Celebrate FAIR USE this week (and every week). Fair Use Week starts today (February 22, 2016) and runs through Friday, February 26, 2016.
Please note:Â Copyright law is a carefully balanced system meant to encourage creativity as well as cultural and scientific progress. The law encourages authors by giving them limited control over certain uses of their works, and it encourages everyone (including authors) to use existing cultural and scientific material without permission, under certain circumstances, to engage in a wide variety of vital activities. Many parts of the law favor the freedom to use culture, but by far and away the most flexible, powerful, and universal userâ€™s right is fair use.
- fair use is a right,
- fair use is vitally important,
- fair use is for everyone, and
- fair uses are everywhere
So, enjoy it while you have it.
The freedom to read is essential to our democracy. It is continuously under attack. Private groups and public authorities in various parts of the country are working to remove or limit access to reading materials, to censor content in schools, to label “controversial” views, to distribute lists of “objectionable” books or authors, and to purge libraries. These actions apparently rise from a view that our national tradition of free expression is no longer valid; that censorship and suppression are needed to counter threats to safety or national security, as well as to avoid the subversion of politics and the corruption of morals. We, as individuals devoted to reading and as librarians and publishers responsible for disseminating ideas, wish to assert the public interest in the preservation of the freedom to read.
Source: The Freedom to Read Statement | Advocacy, Legislation & Issues
Do you know any “Noble Librarians Faced with Adversity?”
If so, please nominate them for the new Lemony Snicket Prize for Noble Librarians Faced with Adversity, handed out by the American Library Association:
Th[is] award, which ALA intends to present at its Annual Conference, recognizes a librarian who â€œhas faced adversity with integrity and dignity intact.â€ It will be given annually to a deserving librarian…
via ALA Council approves new Lemony Snicket Prize for Noble Librarians Faced with Adversity | News & Press Center.
There were 464 challenges, as reported by the Office for Intellectual Freedom, American Library Association, in 2012.
This book was #2 on the list:
The Absolutely True Diary of a Part-Time Indian, by Sherman Alexie.
Reasons: Offensive language, racism, sexually explicit, unsuited for age group
Just so you know.
Frequently challenged books of the 21st century | ala.org/bbooks.
Off the list this year are such classics as Alice Walkerâ€˜s â€œColor Purpleâ€; â€œTo Kill A Mockingbirdâ€ by Harper Lee; â€œCatcher in the Ryeâ€ by J.D. Salinger; and Robert Cormierâ€˜s â€œThe Chocolate War.â€ Replacing them are books reflecting a range of themes and ideas that include â€œBrave New Worldâ€ by Aldous Huxley; â€œThe Absolutely True Diary of a Part-Time Indianâ€ by Sherman Alexie; â€The Hunger Gamesâ€ by Suzanne Collins; and Stephenie Meyerâ€˜s â€œTwilight.â€

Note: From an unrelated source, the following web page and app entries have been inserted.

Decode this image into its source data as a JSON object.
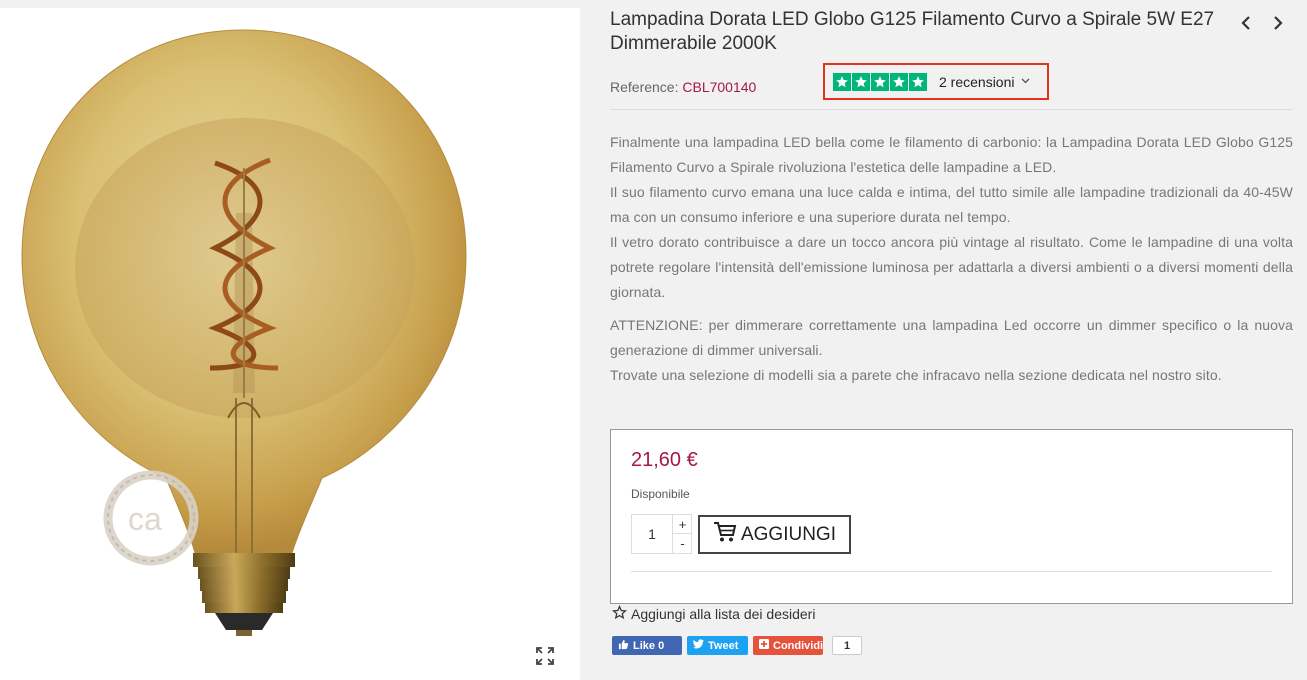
{
  "product": {
    "title": "Lampadina Dorata LED Globo G125 Filamento Curvo a Spirale 5W E27 Dimmerabile 2000K",
    "reference_label": "Reference:",
    "reference_value": "CBL700140",
    "logo_text": "ca"
  },
  "reviews": {
    "stars": 5,
    "label": "2 recensioni",
    "star_color": "#00b67a"
  },
  "description": {
    "p1": "Finalmente una lampadina LED bella come le filamento di carbonio: la Lampadina Dorata LED Globo G125 Filamento Curvo a Spirale rivoluziona l'estetica delle lampadine a LED.",
    "p2": "Il suo filamento curvo emana una luce calda e intima, del tutto simile alle lampadine tradizionali da 40-45W ma con un consumo inferiore e una superiore durata nel tempo.",
    "p3": "Il vetro dorato contribuisce a dare un tocco ancora più vintage al risultato. Come le lampadine di una volta potrete regolare l'intensità dell'emissione luminosa per adattarla a diversi ambienti o a diversi momenti della giornata.",
    "p4": "ATTENZIONE: per dimmerare correttamente una lampadina Led occorre un dimmer specifico o la nuova generazione di dimmer universali.",
    "p5": "Trovate una selezione di modelli sia a parete che infracavo nella sezione dedicata nel nostro sito."
  },
  "buy": {
    "price": "21,60 €",
    "availability": "Disponibile",
    "quantity": "1",
    "plus": "+",
    "minus": "-",
    "add_label": "AGGIUNGI"
  },
  "wishlist": {
    "label": "Aggiungi alla lista dei desideri"
  },
  "social": {
    "facebook": "Like 0",
    "twitter": "Tweet",
    "share": "Condividi",
    "share_count": "1"
  },
  "colors": {
    "accent": "#a3184d",
    "review_highlight": "#e1341e"
  }
}
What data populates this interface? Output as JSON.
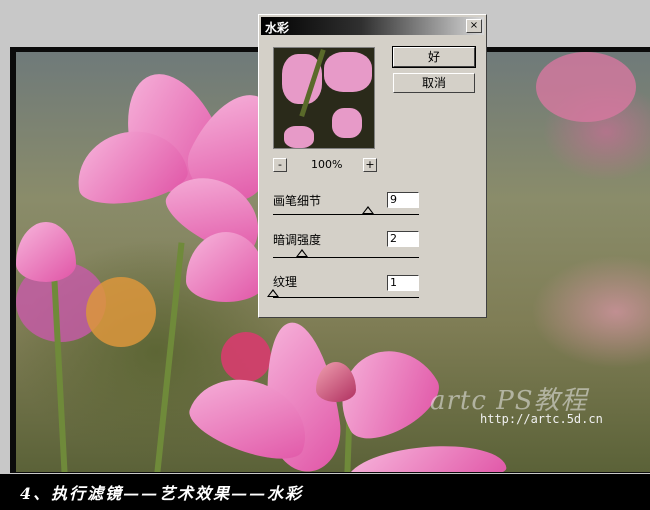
{
  "dialog": {
    "title": "水彩",
    "close": "×",
    "ok_label": "好",
    "cancel_label": "取消",
    "zoom_minus": "-",
    "zoom_plus": "+",
    "zoom_level": "100%",
    "params": [
      {
        "label": "画笔细节",
        "value": "9",
        "slider_fraction": 0.65
      },
      {
        "label": "暗调强度",
        "value": "2",
        "slider_fraction": 0.2
      },
      {
        "label": "纹理",
        "value": "1",
        "slider_fraction": 0.0
      }
    ]
  },
  "watermark": "artc PS教程",
  "url": "http://artc.5d.cn",
  "caption": "4、执行滤镜——艺术效果——水彩"
}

â€œWhile we firmly support the right of every reader to choose or reject a book for themselves or their families, those objecting to a particular book should not be given the power to restrict other readersâ€™ right to access and read that book,â€ said Barbara Jones, director of ALAâ€™s Office for Intellectual Freedom. â€œAs members of a pluralistic and complex society, we must have free access to a diverse range of viewpoints on the human condition in order to foster critical thinking and understanding. We must protect one of the most precious of our fundamental rights â€“ the freedom to read.â€
via MOBYLIVES Â» Amy Sonnie makes the ALAâ€™s top ten â€œMost Frequently Challengedâ€ books list.